- **PROBLEM REQUIREMENTS**
Print each entry exactly, all the way through.
------ RECORDS FOR THIS EXERCISE ------
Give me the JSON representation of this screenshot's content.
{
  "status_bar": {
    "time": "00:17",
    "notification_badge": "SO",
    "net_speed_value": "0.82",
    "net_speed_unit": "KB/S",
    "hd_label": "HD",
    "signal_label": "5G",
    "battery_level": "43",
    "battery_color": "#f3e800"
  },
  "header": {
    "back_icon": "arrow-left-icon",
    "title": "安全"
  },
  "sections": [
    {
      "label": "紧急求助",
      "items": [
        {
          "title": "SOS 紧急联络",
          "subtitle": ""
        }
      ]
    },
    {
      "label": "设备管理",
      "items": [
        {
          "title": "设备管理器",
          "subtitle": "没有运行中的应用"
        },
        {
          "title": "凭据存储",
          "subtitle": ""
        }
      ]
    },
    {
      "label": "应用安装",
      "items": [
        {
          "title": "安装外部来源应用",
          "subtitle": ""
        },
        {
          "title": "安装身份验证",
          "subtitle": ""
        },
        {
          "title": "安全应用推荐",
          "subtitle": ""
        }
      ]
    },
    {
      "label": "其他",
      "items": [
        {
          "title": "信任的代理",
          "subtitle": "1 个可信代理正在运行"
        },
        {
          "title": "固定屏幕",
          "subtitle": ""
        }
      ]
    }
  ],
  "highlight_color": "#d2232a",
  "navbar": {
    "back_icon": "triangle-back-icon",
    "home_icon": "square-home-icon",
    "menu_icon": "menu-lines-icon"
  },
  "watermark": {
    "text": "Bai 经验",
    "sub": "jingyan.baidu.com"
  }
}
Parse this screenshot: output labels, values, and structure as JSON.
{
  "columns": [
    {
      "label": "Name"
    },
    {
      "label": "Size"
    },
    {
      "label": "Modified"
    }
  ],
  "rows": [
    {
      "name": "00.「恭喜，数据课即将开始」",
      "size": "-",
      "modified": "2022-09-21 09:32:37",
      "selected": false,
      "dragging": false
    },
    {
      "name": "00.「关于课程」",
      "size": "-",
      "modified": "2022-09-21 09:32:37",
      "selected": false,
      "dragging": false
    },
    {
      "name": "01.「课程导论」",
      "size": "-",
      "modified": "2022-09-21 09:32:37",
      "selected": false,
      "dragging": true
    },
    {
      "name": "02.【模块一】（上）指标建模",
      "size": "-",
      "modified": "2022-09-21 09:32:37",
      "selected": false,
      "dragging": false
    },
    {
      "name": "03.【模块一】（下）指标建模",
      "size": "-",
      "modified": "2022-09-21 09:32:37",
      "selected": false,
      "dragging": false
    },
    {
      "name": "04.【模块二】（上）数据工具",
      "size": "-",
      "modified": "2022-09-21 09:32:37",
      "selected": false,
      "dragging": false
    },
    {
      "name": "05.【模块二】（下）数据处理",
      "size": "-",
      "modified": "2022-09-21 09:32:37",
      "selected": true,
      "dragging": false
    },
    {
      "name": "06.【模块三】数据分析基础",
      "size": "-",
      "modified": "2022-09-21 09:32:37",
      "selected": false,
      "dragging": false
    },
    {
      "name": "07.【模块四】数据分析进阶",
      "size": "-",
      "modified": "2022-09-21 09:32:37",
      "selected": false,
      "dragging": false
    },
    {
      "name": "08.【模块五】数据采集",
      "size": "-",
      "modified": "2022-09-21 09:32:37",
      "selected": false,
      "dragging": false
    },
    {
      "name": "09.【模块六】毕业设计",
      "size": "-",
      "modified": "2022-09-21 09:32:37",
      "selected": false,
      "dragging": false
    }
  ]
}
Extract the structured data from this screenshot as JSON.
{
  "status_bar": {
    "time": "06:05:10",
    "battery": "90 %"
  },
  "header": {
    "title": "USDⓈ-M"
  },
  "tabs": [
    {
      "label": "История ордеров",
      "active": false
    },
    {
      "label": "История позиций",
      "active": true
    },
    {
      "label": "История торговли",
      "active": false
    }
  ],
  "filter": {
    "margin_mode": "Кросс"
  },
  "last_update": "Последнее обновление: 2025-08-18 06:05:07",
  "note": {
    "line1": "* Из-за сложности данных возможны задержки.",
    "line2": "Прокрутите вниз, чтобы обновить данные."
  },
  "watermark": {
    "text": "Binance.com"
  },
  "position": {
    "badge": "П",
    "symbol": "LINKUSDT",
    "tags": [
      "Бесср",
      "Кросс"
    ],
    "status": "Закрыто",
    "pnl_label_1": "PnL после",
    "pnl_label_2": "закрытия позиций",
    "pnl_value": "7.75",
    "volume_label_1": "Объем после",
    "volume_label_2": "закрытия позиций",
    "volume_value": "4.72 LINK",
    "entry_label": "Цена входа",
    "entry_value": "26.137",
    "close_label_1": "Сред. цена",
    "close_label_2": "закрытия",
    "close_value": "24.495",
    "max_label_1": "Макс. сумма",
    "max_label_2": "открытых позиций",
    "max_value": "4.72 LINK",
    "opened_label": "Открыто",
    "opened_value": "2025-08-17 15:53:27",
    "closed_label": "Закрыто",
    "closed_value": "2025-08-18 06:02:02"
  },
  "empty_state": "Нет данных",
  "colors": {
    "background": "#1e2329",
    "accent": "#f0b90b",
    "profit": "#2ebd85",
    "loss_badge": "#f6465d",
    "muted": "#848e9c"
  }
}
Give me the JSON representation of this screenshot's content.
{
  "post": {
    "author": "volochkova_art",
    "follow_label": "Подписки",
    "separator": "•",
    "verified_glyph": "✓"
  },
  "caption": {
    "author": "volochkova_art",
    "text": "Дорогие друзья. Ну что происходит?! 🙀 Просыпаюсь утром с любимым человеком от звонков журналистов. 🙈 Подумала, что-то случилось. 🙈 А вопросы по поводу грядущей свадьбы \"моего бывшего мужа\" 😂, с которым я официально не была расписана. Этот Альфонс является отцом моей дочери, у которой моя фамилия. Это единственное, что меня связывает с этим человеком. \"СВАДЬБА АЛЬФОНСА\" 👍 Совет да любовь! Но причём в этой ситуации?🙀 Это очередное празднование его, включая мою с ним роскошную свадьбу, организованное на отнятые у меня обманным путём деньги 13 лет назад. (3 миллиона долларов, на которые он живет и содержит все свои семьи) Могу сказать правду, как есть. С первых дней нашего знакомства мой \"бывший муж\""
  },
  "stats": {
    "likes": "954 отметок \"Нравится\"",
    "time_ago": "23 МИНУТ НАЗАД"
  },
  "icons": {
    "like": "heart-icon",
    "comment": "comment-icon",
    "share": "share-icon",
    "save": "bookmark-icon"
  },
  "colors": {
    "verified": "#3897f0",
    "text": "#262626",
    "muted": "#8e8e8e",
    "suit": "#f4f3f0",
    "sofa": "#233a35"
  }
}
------
- **OUTPUT FOR THIS TASK**
Give me the JSON representation of this screenshot's content.
{
  "status_bar": {
    "time": "00:17",
    "notification_badge": "SO",
    "net_speed_value": "0.82",
    "net_speed_unit": "KB/S",
    "hd_label": "HD",
    "signal_label": "5G",
    "battery_level": "43",
    "battery_color": "#f3e800"
  },
  "header": {
    "back_icon": "arrow-left-icon",
    "title": "安全"
  },
  "sections": [
    {
      "label": "紧急求助",
      "items": [
        {
          "title": "SOS 紧急联络",
          "subtitle": ""
        }
      ]
    },
    {
      "label": "设备管理",
      "items": [
        {
          "title": "设备管理器",
          "subtitle": "没有运行中的应用"
        },
        {
          "title": "凭据存储",
          "subtitle": ""
        }
      ]
    },
    {
      "label": "应用安装",
      "items": [
        {
          "title": "安装外部来源应用",
          "subtitle": ""
        },
        {
          "title": "安装身份验证",
          "subtitle": ""
        },
        {
          "title": "安全应用推荐",
          "subtitle": ""
        }
      ]
    },
    {
      "label": "其他",
      "items": [
        {
          "title": "信任的代理",
          "subtitle": "1 个可信代理正在运行"
        },
        {
          "title": "固定屏幕",
          "subtitle": ""
        }
      ]
    }
  ],
  "highlight_color": "#d2232a",
  "navbar": {
    "back_icon": "triangle-back-icon",
    "home_icon": "square-home-icon",
    "menu_icon": "menu-lines-icon"
  },
  "watermark": {
    "text": "Bai 经验",
    "sub": "jingyan.baidu.com"
  }
}
Parse this screenshot: output labels, values, and structure as JSON.
{
  "columns": [
    {
      "label": "Name"
    },
    {
      "label": "Size"
    },
    {
      "label": "Modified"
    }
  ],
  "rows": [
    {
      "name": "00.「恭喜，数据课即将开始」",
      "size": "-",
      "modified": "2022-09-21 09:32:37",
      "selected": false,
      "dragging": false
    },
    {
      "name": "00.「关于课程」",
      "size": "-",
      "modified": "2022-09-21 09:32:37",
      "selected": false,
      "dragging": false
    },
    {
      "name": "01.「课程导论」",
      "size": "-",
      "modified": "2022-09-21 09:32:37",
      "selected": false,
      "dragging": true
    },
    {
      "name": "02.【模块一】（上）指标建模",
      "size": "-",
      "modified": "2022-09-21 09:32:37",
      "selected": false,
      "dragging": false
    },
    {
      "name": "03.【模块一】（下）指标建模",
      "size": "-",
      "modified": "2022-09-21 09:32:37",
      "selected": false,
      "dragging": false
    },
    {
      "name": "04.【模块二】（上）数据工具",
      "size": "-",
      "modified": "2022-09-21 09:32:37",
      "selected": false,
      "dragging": false
    },
    {
      "name": "05.【模块二】（下）数据处理",
      "size": "-",
      "modified": "2022-09-21 09:32:37",
      "selected": true,
      "dragging": false
    },
    {
      "name": "06.【模块三】数据分析基础",
      "size": "-",
      "modified": "2022-09-21 09:32:37",
      "selected": false,
      "dragging": false
    },
    {
      "name": "07.【模块四】数据分析进阶",
      "size": "-",
      "modified": "2022-09-21 09:32:37",
      "selected": false,
      "dragging": false
    },
    {
      "name": "08.【模块五】数据采集",
      "size": "-",
      "modified": "2022-09-21 09:32:37",
      "selected": false,
      "dragging": false
    },
    {
      "name": "09.【模块六】毕业设计",
      "size": "-",
      "modified": "2022-09-21 09:32:37",
      "selected": false,
      "dragging": false
    }
  ]
}
Extract the structured data from this screenshot as JSON.
{
  "status_bar": {
    "time": "06:05:10",
    "battery": "90 %"
  },
  "header": {
    "title": "USDⓈ-M"
  },
  "tabs": [
    {
      "label": "История ордеров",
      "active": false
    },
    {
      "label": "История позиций",
      "active": true
    },
    {
      "label": "История торговли",
      "active": false
    }
  ],
  "filter": {
    "margin_mode": "Кросс"
  },
  "last_update": "Последнее обновление: 2025-08-18 06:05:07",
  "note": {
    "line1": "* Из-за сложности данных возможны задержки.",
    "line2": "Прокрутите вниз, чтобы обновить данные."
  },
  "watermark": {
    "text": "Binance.com"
  },
  "position": {
    "badge": "П",
    "symbol": "LINKUSDT",
    "tags": [
      "Бесср",
      "Кросс"
    ],
    "status": "Закрыто",
    "pnl_label_1": "PnL после",
    "pnl_label_2": "закрытия позиций",
    "pnl_value": "7.75",
    "volume_label_1": "Объем после",
    "volume_label_2": "закрытия позиций",
    "volume_value": "4.72 LINK",
    "entry_label": "Цена входа",
    "entry_value": "26.137",
    "close_label_1": "Сред. цена",
    "close_label_2": "закрытия",
    "close_value": "24.495",
    "max_label_1": "Макс. сумма",
    "max_label_2": "открытых позиций",
    "max_value": "4.72 LINK",
    "opened_label": "Открыто",
    "opened_value": "2025-08-17 15:53:27",
    "closed_label": "Закрыто",
    "closed_value": "2025-08-18 06:02:02"
  },
  "empty_state": "Нет данных",
  "colors": {
    "background": "#1e2329",
    "accent": "#f0b90b",
    "profit": "#2ebd85",
    "loss_badge": "#f6465d",
    "muted": "#848e9c"
  }
}
Give me the JSON representation of this screenshot's content.
{
  "post": {
    "author": "volochkova_art",
    "follow_label": "Подписки",
    "separator": "•",
    "verified_glyph": "✓"
  },
  "caption": {
    "author": "volochkova_art",
    "text": "Дорогие друзья. Ну что происходит?! 🙀 Просыпаюсь утром с любимым человеком от звонков журналистов. 🙈 Подумала, что-то случилось. 🙈 А вопросы по поводу грядущей свадьбы \"моего бывшего мужа\" 😂, с которым я официально не была расписана. Этот Альфонс является отцом моей дочери, у которой моя фамилия. Это единственное, что меня связывает с этим человеком. \"СВАДЬБА АЛЬФОНСА\" 👍 Совет да любовь! Но причём в этой ситуации?🙀 Это очередное празднование его, включая мою с ним роскошную свадьбу, организованное на отнятые у меня обманным путём деньги 13 лет назад. (3 миллиона долларов, на которые он живет и содержит все свои семьи) Могу сказать правду, как есть. С первых дней нашего знакомства мой \"бывший муж\""
  },
  "stats": {
    "likes": "954 отметок \"Нравится\"",
    "time_ago": "23 МИНУТ НАЗАД"
  },
  "icons": {
    "like": "heart-icon",
    "comment": "comment-icon",
    "share": "share-icon",
    "save": "bookmark-icon"
  },
  "colors": {
    "verified": "#3897f0",
    "text": "#262626",
    "muted": "#8e8e8e",
    "suit": "#f4f3f0",
    "sofa": "#233a35"
  }
}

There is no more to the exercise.